Problem requirements: In your copy, each line below is repeated exactly and no image appears.
◇ ◇ ◇
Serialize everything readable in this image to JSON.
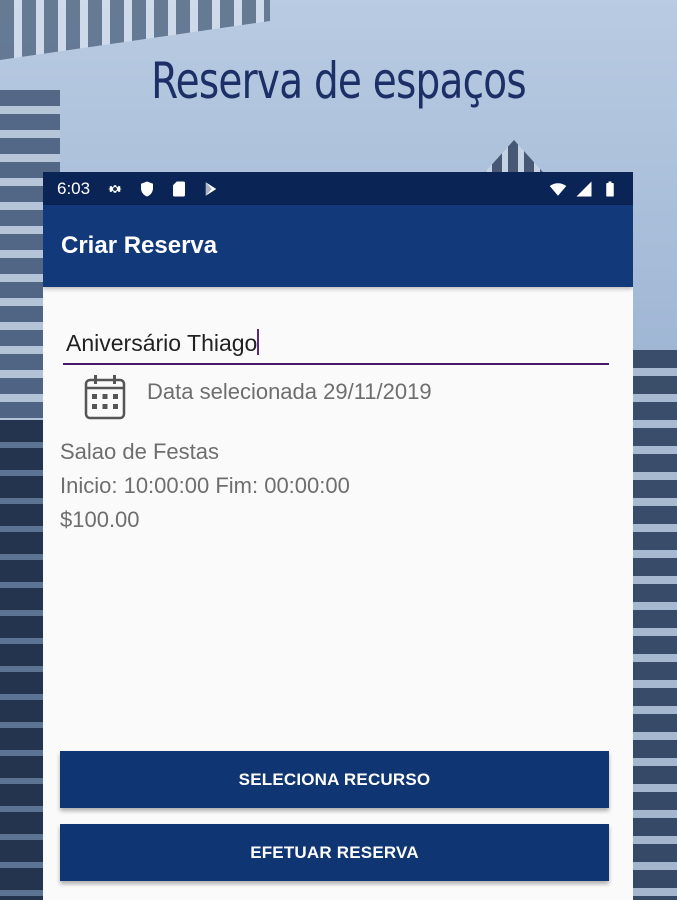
{
  "promo": {
    "headline": "Reserva de espaços"
  },
  "statusbar": {
    "time": "6:03",
    "left_icons": [
      "gear-icon",
      "shield-icon",
      "sd-card-icon",
      "play-store-icon"
    ],
    "right_icons": [
      "wifi-icon",
      "signal-icon",
      "battery-icon"
    ]
  },
  "appbar": {
    "title": "Criar Reserva"
  },
  "form": {
    "event_name_value": "Aniversário Thiago",
    "date_label": "Data selecionada 29/11/2019",
    "resource_name": "Salao de Festas",
    "time_range": "Inicio: 10:00:00 Fim: 00:00:00",
    "price": "$100.00"
  },
  "buttons": {
    "select_resource": "SELECIONA RECURSO",
    "make_reservation": "EFETUAR RESERVA"
  },
  "colors": {
    "statusbar": "#0b2456",
    "appbar": "#123a7a",
    "button": "#0f3573",
    "underline": "#4a1a6e",
    "headline": "#1c2f66"
  }
}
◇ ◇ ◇
Output of the task:
Serialize everything readable in this image to JSON.
{
  "promo": {
    "headline": "Reserva de espaços"
  },
  "statusbar": {
    "time": "6:03",
    "left_icons": [
      "gear-icon",
      "shield-icon",
      "sd-card-icon",
      "play-store-icon"
    ],
    "right_icons": [
      "wifi-icon",
      "signal-icon",
      "battery-icon"
    ]
  },
  "appbar": {
    "title": "Criar Reserva"
  },
  "form": {
    "event_name_value": "Aniversário Thiago",
    "date_label": "Data selecionada 29/11/2019",
    "resource_name": "Salao de Festas",
    "time_range": "Inicio: 10:00:00 Fim: 00:00:00",
    "price": "$100.00"
  },
  "buttons": {
    "select_resource": "SELECIONA RECURSO",
    "make_reservation": "EFETUAR RESERVA"
  },
  "colors": {
    "statusbar": "#0b2456",
    "appbar": "#123a7a",
    "button": "#0f3573",
    "underline": "#4a1a6e",
    "headline": "#1c2f66"
  }
}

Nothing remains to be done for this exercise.